*** Source data Section Begins ***
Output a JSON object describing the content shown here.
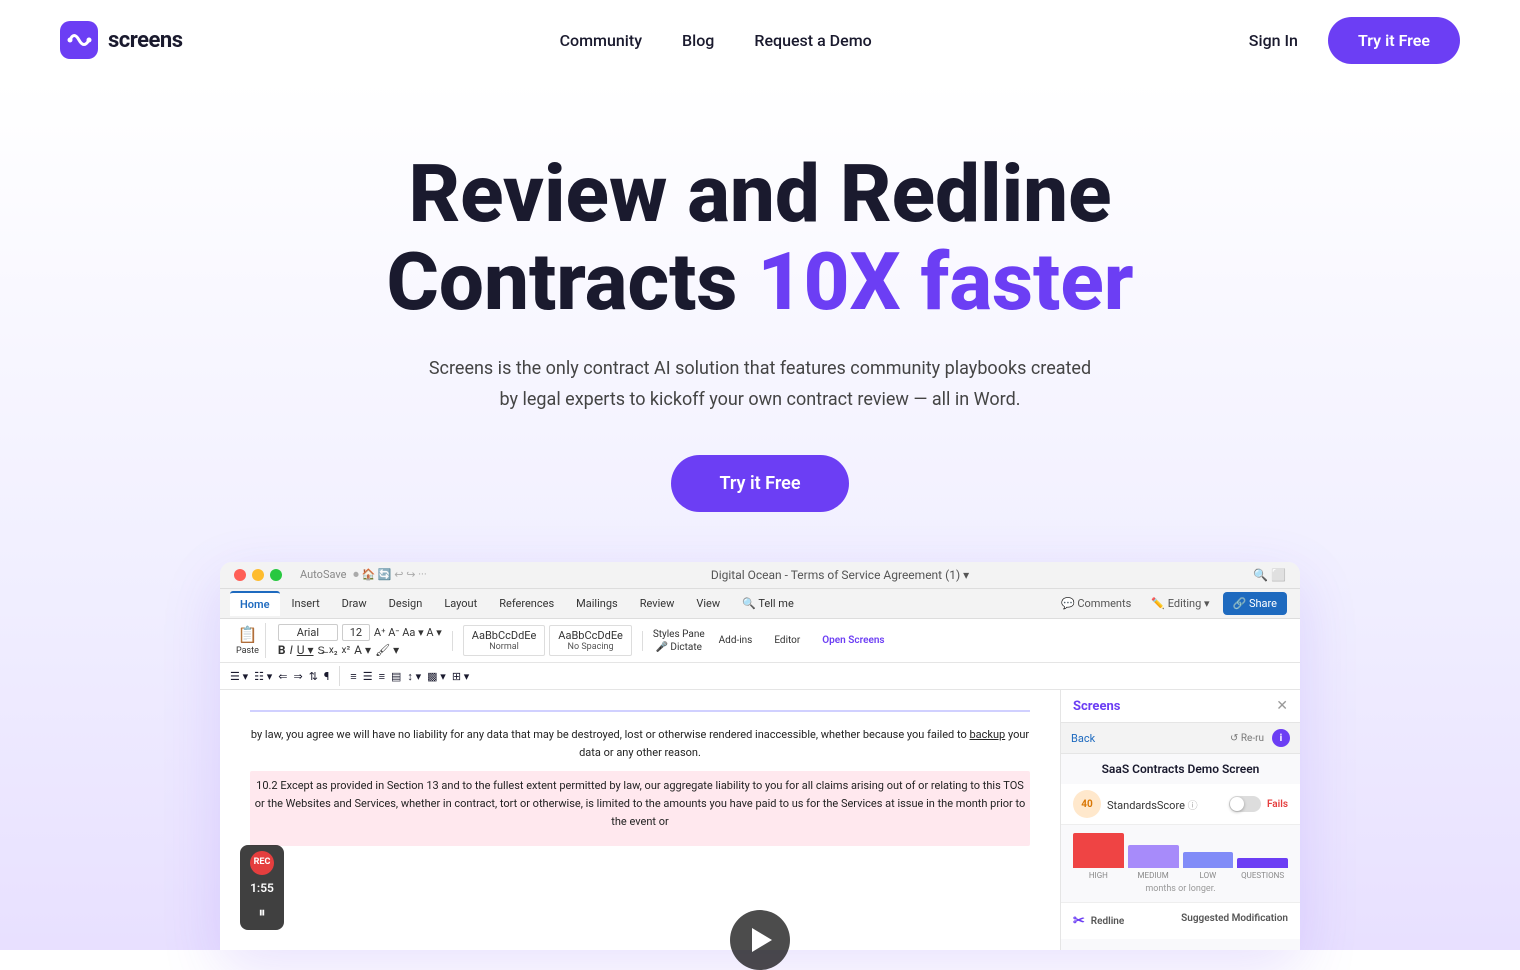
{
  "brand": {
    "name": "screens",
    "logo_color": "#6c3ef4"
  },
  "nav": {
    "links": [
      {
        "label": "Community",
        "href": "#"
      },
      {
        "label": "Blog",
        "href": "#"
      },
      {
        "label": "Request a Demo",
        "href": "#"
      },
      {
        "label": "Sign In",
        "href": "#"
      }
    ],
    "cta_label": "Try it Free"
  },
  "hero": {
    "title_line1": "Review and Redline",
    "title_line2_normal": "Contracts ",
    "title_line2_accent": "10X faster",
    "subtitle": "Screens is the only contract AI solution that features community playbooks created by legal experts to kickoff your own contract review — all in Word.",
    "cta_label": "Try it Free"
  },
  "word_mockup": {
    "title_bar_text": "Digital Ocean - Terms of Service Agreement (1) ▾",
    "autosave_text": "AutoSave",
    "ribbon_tabs": [
      "Home",
      "Insert",
      "Draw",
      "Design",
      "Layout",
      "References",
      "Mailings",
      "Review",
      "View",
      "Tell me"
    ],
    "active_tab": "Home",
    "toolbar_font": "Arial",
    "toolbar_size": "12",
    "doc_paragraph1": "by law, you agree we will have no liability for any data that may be destroyed, lost or otherwise rendered inaccessible, whether because you failed to backup your data or any other reason.",
    "doc_paragraph2": "10.2 Except as provided in Section 13 and to the fullest extent permitted by law, our aggregate liability to you for all claims arising out of or relating to this TOS or the Websites and Services, whether in contract, tort or otherwise, is limited to the amounts you have paid to us for the Services at issue in the month prior to the event or",
    "screens_panel": {
      "title": "Screens",
      "back_label": "Back",
      "rerun_label": "Re-ru",
      "section_title": "SaaS Contracts Demo Screen",
      "score_number": "40",
      "score_label": "StandardsScore",
      "toggle_label": "Fails",
      "chart_bars": [
        {
          "label": "HIGH",
          "height": 30,
          "color": "#ef4444"
        },
        {
          "label": "MEDIUM",
          "height": 20,
          "color": "#a78bfa"
        },
        {
          "label": "LOW",
          "height": 15,
          "color": "#818cf8"
        },
        {
          "label": "QUESTIONS",
          "height": 10,
          "color": "#6c3ef4"
        }
      ],
      "note_text": "months or longer.",
      "redline_label": "Redline",
      "suggested_label": "Suggested Modification"
    },
    "timer": {
      "rec_label": "REC",
      "time_label": "1:55",
      "pause_icon": "⏸"
    }
  },
  "styles_panel": {
    "style1": "AaBbCcDdEe",
    "style1_label": "Normal",
    "style2": "AaBbCcDdEe",
    "style2_label": "No Spacing"
  }
}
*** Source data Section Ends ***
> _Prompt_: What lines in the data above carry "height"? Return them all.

> _Response to the task_:
          "height": 30,
          "height": 20,
          "height": 15,
          "height": 10,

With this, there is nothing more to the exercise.